Repeat every entry, word for word, leaving no line out.

· · · · · · ·

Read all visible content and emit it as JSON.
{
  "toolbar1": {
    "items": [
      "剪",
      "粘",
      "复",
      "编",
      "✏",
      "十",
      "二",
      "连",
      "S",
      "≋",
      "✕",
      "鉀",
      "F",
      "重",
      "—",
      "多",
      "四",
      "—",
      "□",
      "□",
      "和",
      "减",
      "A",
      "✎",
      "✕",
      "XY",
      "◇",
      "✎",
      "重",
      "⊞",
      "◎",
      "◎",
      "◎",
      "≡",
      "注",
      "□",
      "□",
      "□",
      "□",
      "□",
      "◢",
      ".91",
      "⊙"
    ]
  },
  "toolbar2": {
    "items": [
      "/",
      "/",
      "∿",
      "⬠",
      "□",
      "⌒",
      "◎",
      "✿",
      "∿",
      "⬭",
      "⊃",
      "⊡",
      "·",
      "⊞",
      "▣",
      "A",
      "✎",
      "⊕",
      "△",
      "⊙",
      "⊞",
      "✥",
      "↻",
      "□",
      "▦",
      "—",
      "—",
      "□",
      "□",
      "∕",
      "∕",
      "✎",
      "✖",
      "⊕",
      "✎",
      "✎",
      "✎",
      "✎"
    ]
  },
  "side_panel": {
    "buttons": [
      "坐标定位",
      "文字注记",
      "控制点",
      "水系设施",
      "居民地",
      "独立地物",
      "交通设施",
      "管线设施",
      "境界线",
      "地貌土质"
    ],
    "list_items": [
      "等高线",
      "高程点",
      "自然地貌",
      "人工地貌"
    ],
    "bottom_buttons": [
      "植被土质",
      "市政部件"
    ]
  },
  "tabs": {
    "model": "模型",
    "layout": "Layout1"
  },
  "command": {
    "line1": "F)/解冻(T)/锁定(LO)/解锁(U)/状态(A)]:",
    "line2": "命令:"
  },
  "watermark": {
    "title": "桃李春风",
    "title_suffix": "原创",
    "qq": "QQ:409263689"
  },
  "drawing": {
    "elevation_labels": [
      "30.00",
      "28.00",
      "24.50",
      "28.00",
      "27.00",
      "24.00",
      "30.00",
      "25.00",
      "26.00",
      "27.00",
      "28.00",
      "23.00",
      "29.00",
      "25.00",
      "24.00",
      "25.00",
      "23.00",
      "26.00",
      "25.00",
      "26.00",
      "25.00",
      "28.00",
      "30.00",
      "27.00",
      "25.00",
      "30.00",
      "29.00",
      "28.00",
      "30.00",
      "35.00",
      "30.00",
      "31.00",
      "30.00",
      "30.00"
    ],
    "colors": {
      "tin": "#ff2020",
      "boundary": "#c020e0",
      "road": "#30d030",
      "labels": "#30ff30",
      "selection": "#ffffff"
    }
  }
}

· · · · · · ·

Answer to the problem
Read all visible content and emit it as JSON.
{
  "toolbar1": {
    "items": [
      "剪",
      "粘",
      "复",
      "编",
      "✏",
      "十",
      "二",
      "连",
      "S",
      "≋",
      "✕",
      "鉀",
      "F",
      "重",
      "—",
      "多",
      "四",
      "—",
      "□",
      "□",
      "和",
      "减",
      "A",
      "✎",
      "✕",
      "XY",
      "◇",
      "✎",
      "重",
      "⊞",
      "◎",
      "◎",
      "◎",
      "≡",
      "注",
      "□",
      "□",
      "□",
      "□",
      "□",
      "◢",
      ".91",
      "⊙"
    ]
  },
  "toolbar2": {
    "items": [
      "/",
      "/",
      "∿",
      "⬠",
      "□",
      "⌒",
      "◎",
      "✿",
      "∿",
      "⬭",
      "⊃",
      "⊡",
      "·",
      "⊞",
      "▣",
      "A",
      "✎",
      "⊕",
      "△",
      "⊙",
      "⊞",
      "✥",
      "↻",
      "□",
      "▦",
      "—",
      "—",
      "□",
      "□",
      "∕",
      "∕",
      "✎",
      "✖",
      "⊕",
      "✎",
      "✎",
      "✎",
      "✎"
    ]
  },
  "side_panel": {
    "buttons": [
      "坐标定位",
      "文字注记",
      "控制点",
      "水系设施",
      "居民地",
      "独立地物",
      "交通设施",
      "管线设施",
      "境界线",
      "地貌土质"
    ],
    "list_items": [
      "等高线",
      "高程点",
      "自然地貌",
      "人工地貌"
    ],
    "bottom_buttons": [
      "植被土质",
      "市政部件"
    ]
  },
  "tabs": {
    "model": "模型",
    "layout": "Layout1"
  },
  "command": {
    "line1": "F)/解冻(T)/锁定(LO)/解锁(U)/状态(A)]:",
    "line2": "命令:"
  },
  "watermark": {
    "title": "桃李春风",
    "title_suffix": "原创",
    "qq": "QQ:409263689"
  },
  "drawing": {
    "elevation_labels": [
      "30.00",
      "28.00",
      "24.50",
      "28.00",
      "27.00",
      "24.00",
      "30.00",
      "25.00",
      "26.00",
      "27.00",
      "28.00",
      "23.00",
      "29.00",
      "25.00",
      "24.00",
      "25.00",
      "23.00",
      "26.00",
      "25.00",
      "26.00",
      "25.00",
      "28.00",
      "30.00",
      "27.00",
      "25.00",
      "30.00",
      "29.00",
      "28.00",
      "30.00",
      "35.00",
      "30.00",
      "31.00",
      "30.00",
      "30.00"
    ],
    "colors": {
      "tin": "#ff2020",
      "boundary": "#c020e0",
      "road": "#30d030",
      "labels": "#30ff30",
      "selection": "#ffffff"
    }
  }
}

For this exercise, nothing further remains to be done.